I generally stay away from commenting on individual stocks or companies. I have very little interest in making trades or bets that are dependent on the idiosyncratic risk of individual companies. Due diligence can go a long way, but unless you have access to the firm’s officers, you might as well throw darts. Besides, individual firms can lie. There might not be any recently outlandish examples such as Worldcom or Enron, but just go read the press releases from Washington Mutual, Lehman Brothers, Bear Stearns, Merrill Lynch, and others before they fell. Nothing but rainbows and sunshine.
When Google went public, I thought the craze was crazy. We had seen dot com’s come and go or grab the headlines and then dim over time. In the search engine space many were able to become the hot name of the week: AltaVista, Yahoo!, AOL Search, Lycos, Ask Jeeve’s, MSN Search, etc. Search engines were a dime a dozen. I always admitted that Google had a better product and I even used it for myself, but I never understood why everyone thought they would grow so quickly. Google went public with a market cap of about $23B with $400M of net income as of year-end 2004. Growth expectations were lofty, but at least they were making money. Since then, Google has grown to become the 7th largest company in the S&P 500 with a market cap greater than Berkshire Hathaway and slightly smaller than Wal-mart at $196.9B.
I was wrong and the Google lovers were right. They have perfected their web-advertising model, but they have also been aggressive in expanding their product offerings and becoming the guardian and holder of vast amount of user data. Google knows who you are emailing, what you are reading, what sites you are visiting, what videos you are watching, and what you are buying…Google knows more about the average internet user than the user’s own spouse. This is valuable information that they promise to never use against you, but for which they are paid handsomely in the advertising space.
In a similarly sized IPO, Groupon has gone public and traded as high as $31.14 or at a market capitalization of about $20B. This would put them in the top 150 of the S&P 500 alongside names such as Yahoo!, Time Warner, Marathon Oil, Archer-Daniels Midland, Cummins etc… The first way that this differs from Google is that the consultancy group Benchmark predicts that they will lose $280M in 2011 on revenue of $1.69B.

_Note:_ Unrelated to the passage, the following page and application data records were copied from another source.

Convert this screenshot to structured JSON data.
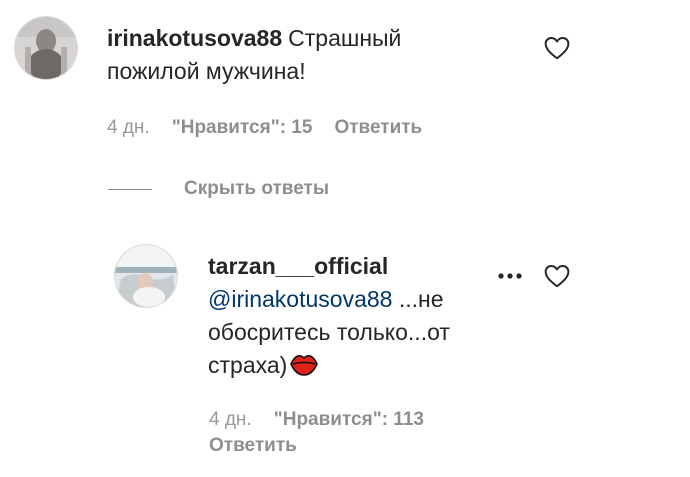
{
  "comment": {
    "username": "irinakotusova88",
    "text_line1": "Страшный",
    "text_line2": "пожилой мужчина!",
    "date": "4 дн.",
    "likes": "\"Нравится\": 15",
    "reply_label": "Ответить"
  },
  "hide_replies_label": "Скрыть ответы",
  "reply": {
    "username": "tarzan___official",
    "mention": "@irinakotusova88",
    "text_line1_rest": " ...не",
    "text_line2": "обосритесь только...от",
    "text_line3": "страха)",
    "emoji": "lips-icon",
    "date": "4 дн.",
    "likes": "\"Нравится\": 113",
    "reply_label": "Ответить"
  },
  "colors": {
    "text": "#262626",
    "secondary": "#8e8e8e",
    "mention": "#00376b",
    "lips": "#e0201b"
  }
}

The second and most important way that Groupon differs from Google is that it must compete for each new market with only the benefit of its name recognition. In other words, it does not matter if Groupon is the best group coupon provider in Chicago when it is trying to sell its services in Bangkok. This is also why they are losing money even with significant revenue.
I was wrong when it came to Google’s growth trajectory, but (exclusive of a reverse stock split) I will be shocked if GRPN sees $31 ever again.
It will definitely be interesting to watch.